Dataset entries

►

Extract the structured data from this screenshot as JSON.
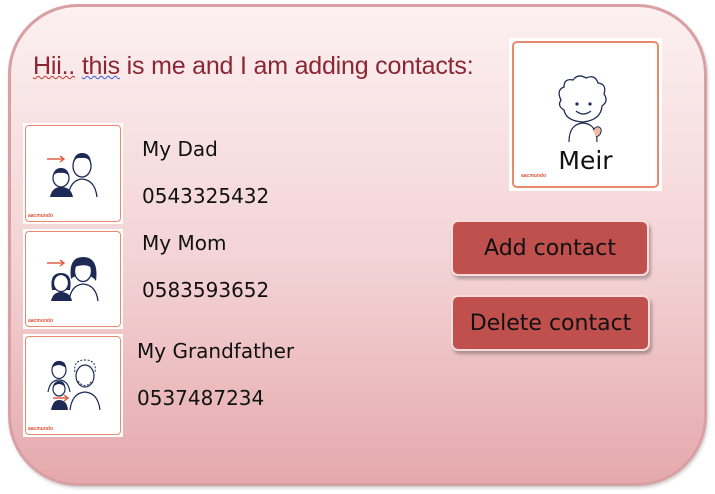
{
  "headline": {
    "part1": "Hii..",
    "part2": " ",
    "part3": "this",
    "part4": " is me and I am adding contacts:"
  },
  "profile": {
    "name": "Meir",
    "icon": "child-avatar-icon",
    "brand_mark": "aacmundo"
  },
  "contacts": [
    {
      "name": "My Dad",
      "phone": "0543325432",
      "icon": "child-and-father-icon"
    },
    {
      "name": "My Mom",
      "phone": "0583593652",
      "icon": "child-and-mother-icon"
    },
    {
      "name": "My Grandfather",
      "phone": "0537487234",
      "icon": "child-and-grandfather-icon"
    }
  ],
  "buttons": {
    "add_label": "Add contact",
    "delete_label": "Delete contact"
  },
  "colors": {
    "headline": "#8b2632",
    "button": "#c0504d",
    "card_border": "#d9a0a3",
    "thumb_border": "#e98a6d"
  }
}
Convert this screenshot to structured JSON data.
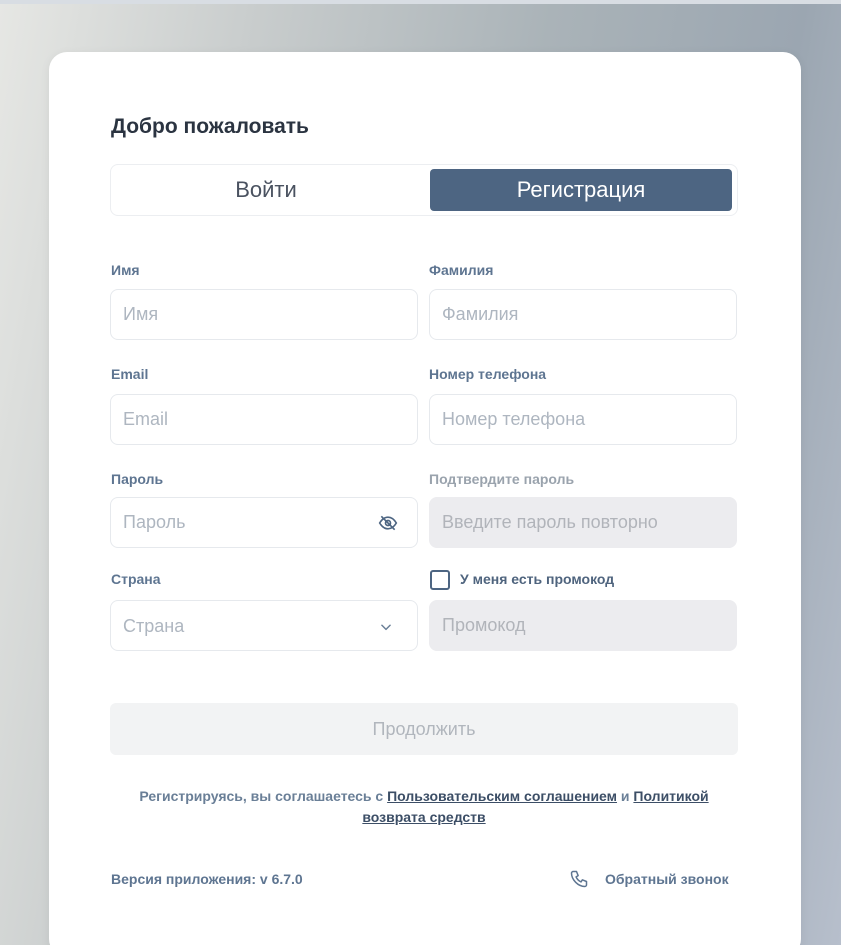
{
  "title": "Добро пожаловать",
  "tabs": {
    "login": "Войти",
    "register": "Регистрация",
    "active": "register"
  },
  "form": {
    "first_name": {
      "label": "Имя",
      "placeholder": "Имя",
      "value": ""
    },
    "last_name": {
      "label": "Фамилия",
      "placeholder": "Фамилия",
      "value": ""
    },
    "email": {
      "label": "Email",
      "placeholder": "Email",
      "value": ""
    },
    "phone": {
      "label": "Номер телефона",
      "placeholder": "Номер телефона",
      "value": ""
    },
    "password": {
      "label": "Пароль",
      "placeholder": "Пароль",
      "value": "",
      "toggle_icon": "eye-off-icon"
    },
    "confirm_password": {
      "label": "Подтвердите пароль",
      "placeholder": "Введите пароль повторно",
      "value": "",
      "disabled": true
    },
    "country": {
      "label": "Страна",
      "placeholder": "Страна",
      "icon": "chevron-down-icon"
    },
    "promo_checkbox": {
      "label": "У меня есть промокод",
      "checked": false
    },
    "promo": {
      "placeholder": "Промокод",
      "value": "",
      "disabled": true
    }
  },
  "continue_label": "Продолжить",
  "agreement": {
    "prefix": "Регистрируясь, вы соглашаетесь с",
    "terms_link": "Пользовательским соглашением",
    "conjunction": "и",
    "refund_link_part1": "Политикой",
    "refund_link_part2": "возврата средств"
  },
  "footer": {
    "version": "Версия приложения: v 6.7.0",
    "callback": "Обратный звонок",
    "callback_icon": "phone-icon"
  },
  "colors": {
    "accent": "#4d6582",
    "label": "#5e7591",
    "title": "#2b3441",
    "disabled_bg": "#ececef"
  }
}
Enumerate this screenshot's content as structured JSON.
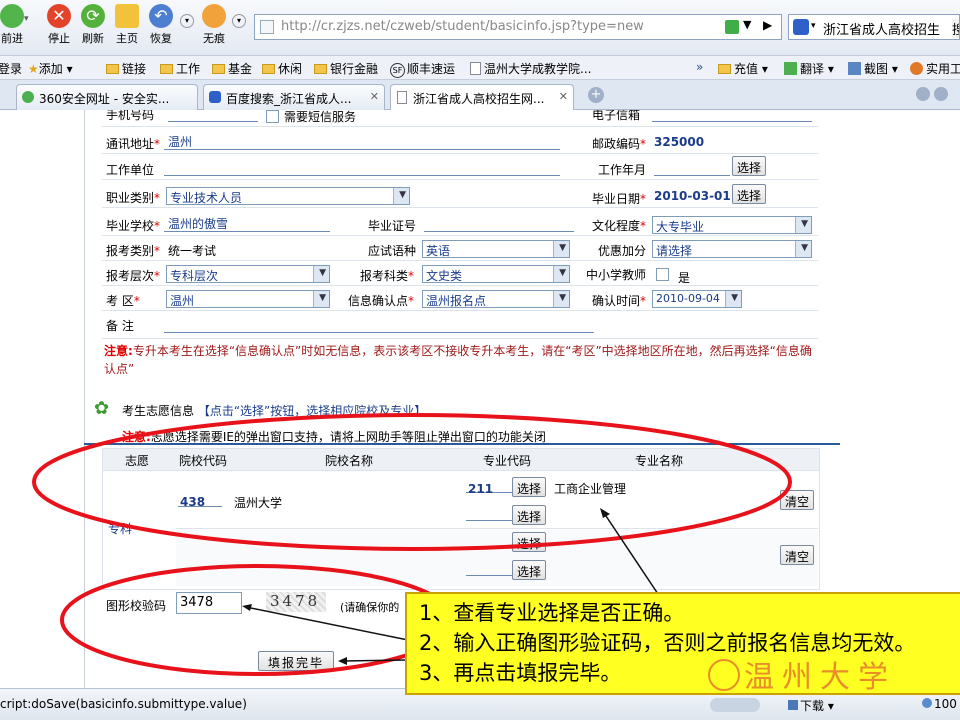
{
  "browser": {
    "nav": [
      {
        "label": "前进"
      },
      {
        "label": "停止"
      },
      {
        "label": "刷新"
      },
      {
        "label": "主页"
      },
      {
        "label": "恢复"
      },
      {
        "label": "无痕"
      }
    ],
    "url": "http://cr.zjzs.net/czweb/student/basicinfo.jsp?type=new",
    "search_text": "浙江省成人高校招生",
    "search_extra": "搜",
    "favorites": [
      "登录",
      "添加",
      "链接",
      "工作",
      "基金",
      "休闲",
      "银行金融",
      "顺丰速运",
      "温州大学成教学院...",
      "充值",
      "翻译",
      "截图",
      "实用工"
    ],
    "tabs": [
      {
        "label": "360安全网址 - 安全实..."
      },
      {
        "label": "百度搜索_浙江省成人..."
      },
      {
        "label": "浙江省成人高校招生网..."
      }
    ],
    "colors": {
      "callout": "#ffff22",
      "oval": "#e8121a",
      "arrow": "#111111"
    }
  },
  "form": {
    "top_partial_left": "手机号码",
    "sms_label": "需要短信服务",
    "top_partial_right": "电子信箱",
    "address_label": "通讯地址",
    "address_value": "温州",
    "postcode_label": "邮政编码",
    "postcode_value": "325000",
    "work_unit_label": "工作单位",
    "work_years_label": "工作年月",
    "select_btn": "选择",
    "occupation_label": "职业类别",
    "occupation_value": "专业技术人员",
    "grad_date_label": "毕业日期",
    "grad_date_value": "2010-03-01",
    "school_label": "毕业学校",
    "school_value": "温州的傲雪",
    "cert_label": "毕业证号",
    "edu_label": "文化程度",
    "edu_value": "大专毕业",
    "exam_type_label": "报考类别",
    "exam_type_value": "统一考试",
    "lang_label": "应试语种",
    "lang_value": "英语",
    "bonus_label": "优惠加分",
    "bonus_value": "请选择",
    "level_label": "报考层次",
    "level_value": "专科层次",
    "subject_label": "报考科类",
    "subject_value": "文史类",
    "teacher_label": "中小学教师",
    "teacher_value": "是",
    "district_label": "考 区",
    "district_value": "温州",
    "confirm_point_label": "信息确认点",
    "confirm_point_value": "温州报名点",
    "confirm_time_label": "确认时间",
    "confirm_time_value": "2010-09-04",
    "remark_label": "备 注",
    "note_prefix": "注意:",
    "note_text": "专升本考生在选择“信息确认点”时如无信息，表示该考区不接收专升本考生，请在“考区”中选择地区所在地，然后再选择“信息确认点”"
  },
  "wish": {
    "title": "考生志愿信息",
    "title_hint": "【点击“选择”按钮，选择相应院校及专业】",
    "note_prefix": "注意:",
    "note_text": "志愿选择需要IE的弹出窗口支持，请将上网助手等阻止弹出窗口的功能关闭",
    "headers": [
      "志愿",
      "院校代码",
      "院校名称",
      "专业代码",
      "专业名称"
    ],
    "row_label": "专科",
    "school_code": "438",
    "school_name": "温州大学",
    "major_code": "211",
    "major_name": "工商企业管理",
    "clear_btn": "清空"
  },
  "captcha": {
    "label": "图形校验码",
    "input_value": "3478",
    "image_text": "3478",
    "hint": "(请确保你的"
  },
  "submit_btn": "填报完毕",
  "status": {
    "text": "cript:doSave(basicinfo.submittype.value)",
    "download": "下载",
    "zoom": "100"
  },
  "callout": [
    "1、查看专业选择是否正确。",
    "2、输入正确图形验证码，否则之前报名信息均无效。",
    "3、再点击填报完毕。"
  ],
  "watermark": "温州大学"
}
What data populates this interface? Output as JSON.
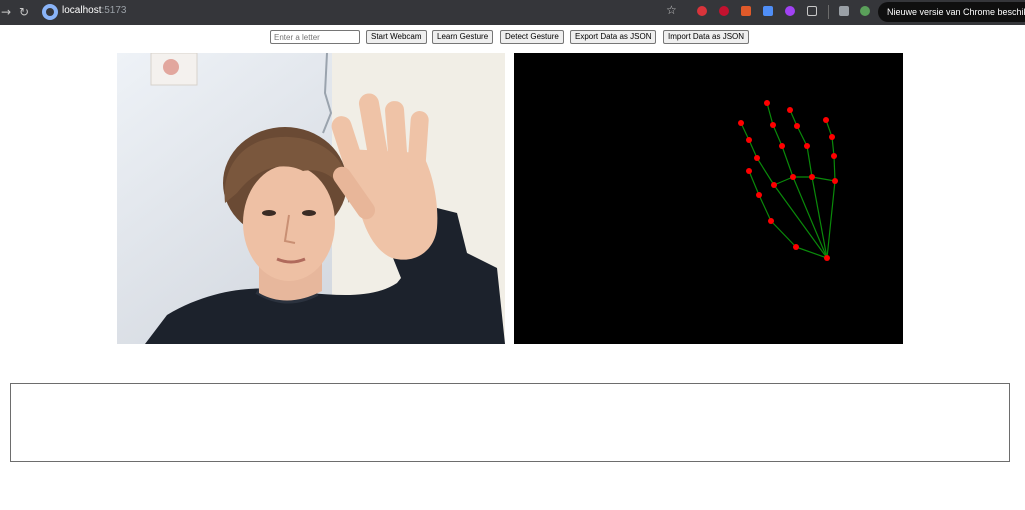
{
  "browser": {
    "url_host": "localhost",
    "url_port": ":5173",
    "update_notice": "Nieuwe versie van Chrome beschikbaar"
  },
  "toolbar": {
    "letter_placeholder": "Enter a letter",
    "start_webcam": "Start Webcam",
    "learn_gesture": "Learn Gesture",
    "detect_gesture": "Detect Gesture",
    "export_json": "Export Data as JSON",
    "import_json": "Import Data as JSON"
  },
  "colors": {
    "landmark": "#ff0000",
    "connection": "#008000",
    "canvas_bg": "#000000"
  },
  "icons": [
    "back-arrow-icon",
    "reload-icon",
    "site-info-icon",
    "star-icon",
    "extension-icon",
    "puzzle-icon"
  ],
  "output": {
    "text": ""
  }
}
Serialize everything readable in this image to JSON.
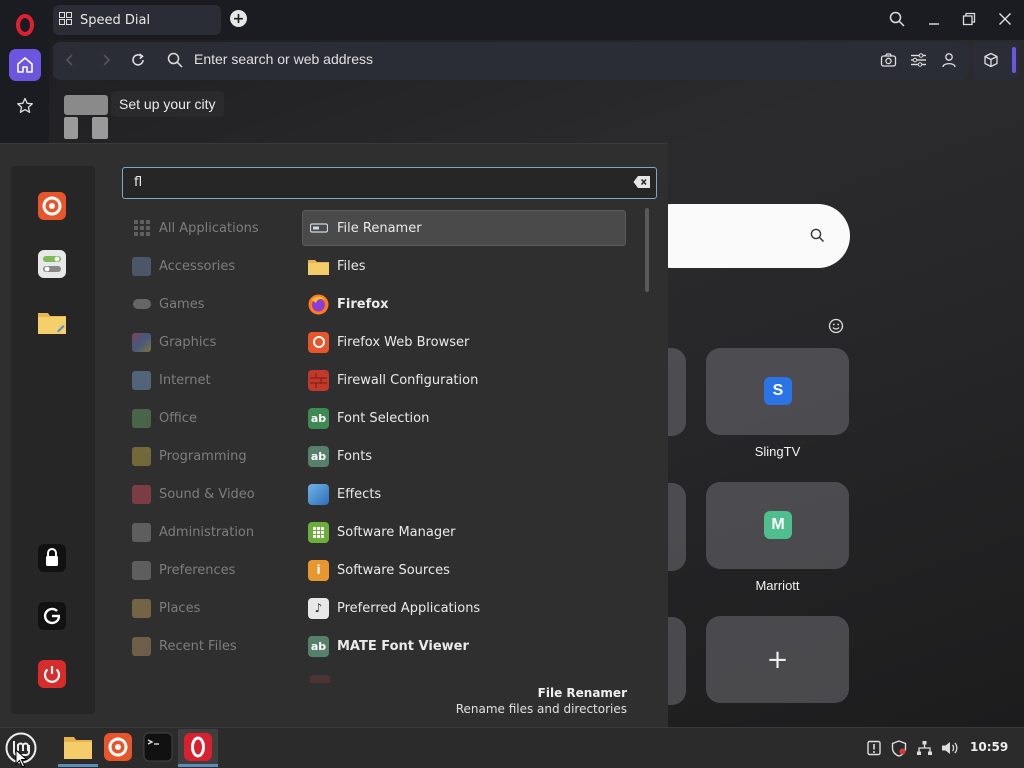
{
  "browser": {
    "tab_title": "Speed Dial",
    "address_placeholder": "Enter search or web address",
    "weather_prompt": "Set up your city"
  },
  "speed_dial": {
    "tiles": [
      {
        "label": "SlingTV",
        "letter": "S",
        "color": "#2a74e8"
      },
      {
        "label": "Marriott",
        "letter": "M",
        "color": "#4fbf8f"
      }
    ],
    "add_symbol": "+"
  },
  "menu": {
    "search_value": "fl",
    "categories": [
      {
        "label": "All Applications",
        "icon": "grid-icon"
      },
      {
        "label": "Accessories",
        "icon": "scissors-icon"
      },
      {
        "label": "Games",
        "icon": "gamepad-icon"
      },
      {
        "label": "Graphics",
        "icon": "graphics-icon"
      },
      {
        "label": "Internet",
        "icon": "cloud-icon"
      },
      {
        "label": "Office",
        "icon": "office-icon"
      },
      {
        "label": "Programming",
        "icon": "programming-icon"
      },
      {
        "label": "Sound & Video",
        "icon": "play-icon"
      },
      {
        "label": "Administration",
        "icon": "admin-icon"
      },
      {
        "label": "Preferences",
        "icon": "preferences-icon"
      },
      {
        "label": "Places",
        "icon": "folder-icon"
      },
      {
        "label": "Recent Files",
        "icon": "recent-folder-icon"
      }
    ],
    "apps": [
      {
        "label": "File Renamer",
        "icon": "renamer-icon",
        "selected": true
      },
      {
        "label": "Files",
        "icon": "folder-icon"
      },
      {
        "label": "Firefox",
        "icon": "firefox-icon",
        "bold": true
      },
      {
        "label": "Firefox Web Browser",
        "icon": "firefox-icon"
      },
      {
        "label": "Firewall Configuration",
        "icon": "firewall-icon"
      },
      {
        "label": "Font Selection",
        "icon": "font-icon"
      },
      {
        "label": "Fonts",
        "icon": "font-icon"
      },
      {
        "label": "Effects",
        "icon": "effects-icon"
      },
      {
        "label": "Software Manager",
        "icon": "software-manager-icon"
      },
      {
        "label": "Software Sources",
        "icon": "software-sources-icon"
      },
      {
        "label": "Preferred Applications",
        "icon": "preferred-apps-icon"
      },
      {
        "label": "MATE Font Viewer",
        "icon": "font-icon",
        "bold": true
      }
    ],
    "description_title": "File Renamer",
    "description_text": "Rename files and directories"
  },
  "taskbar": {
    "clock": "10:59"
  }
}
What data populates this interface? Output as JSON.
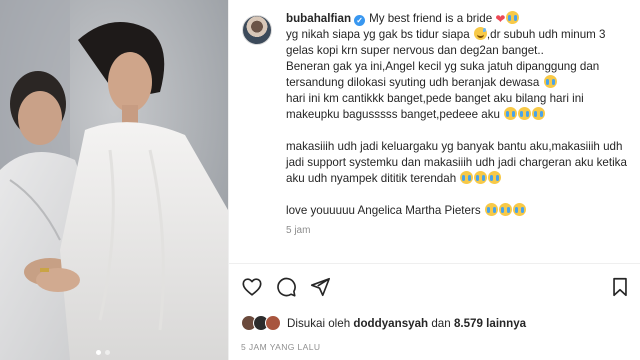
{
  "post": {
    "username": "bubahalfian",
    "verified_icon": "verified-badge-icon",
    "caption_lines": [
      {
        "text": "My best friend is a bride",
        "emoji": [
          "heart",
          "crying"
        ]
      },
      {
        "text": "yg nikah siapa yg gak bs tidur siapa",
        "emoji": [
          "sweat-smile"
        ]
      },
      {
        "text": ",dr subuh udh minum 3 gelas kopi krn super nervous dan deg2an banget.."
      },
      {
        "text": "Beneran gak ya ini,Angel kecil yg suka jatuh dipanggung dan tersandung dilokasi syuting udh beranjak dewasa",
        "emoji": [
          "crying"
        ]
      },
      {
        "text": "hari ini km cantikkk banget,pede banget aku bilang hari ini makeupku bagusssss banget,pedeee aku",
        "emoji": [
          "crying",
          "crying",
          "crying"
        ]
      },
      {
        "text": "makasiiih udh jadi keluargaku yg banyak bantu aku,makasiiih udh jadi support systemku dan makasiiih udh jadi chargeran aku ketika aku udh nyampek dititik terendah",
        "emoji": [
          "crying",
          "crying",
          "crying"
        ]
      },
      {
        "text": "love youuuuu Angelica Martha Pieters",
        "emoji": [
          "crying",
          "crying",
          "crying"
        ]
      }
    ],
    "time_ago": "5 jam",
    "likes": {
      "prefix": "Disukai oleh",
      "user": "doddyansyah",
      "conjunction": "dan",
      "others": "8.579 lainnya"
    },
    "posted_label": "5 JAM YANG LALU"
  },
  "actions": {
    "like_icon": "heart-outline-icon",
    "comment_icon": "comment-icon",
    "share_icon": "send-icon",
    "save_icon": "bookmark-icon"
  },
  "colors": {
    "text": "#262626",
    "muted": "#8e8e8e",
    "heart": "#ed4956",
    "verified": "#3897f0"
  }
}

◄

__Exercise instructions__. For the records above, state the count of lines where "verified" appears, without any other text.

__Solution to the problem__. 2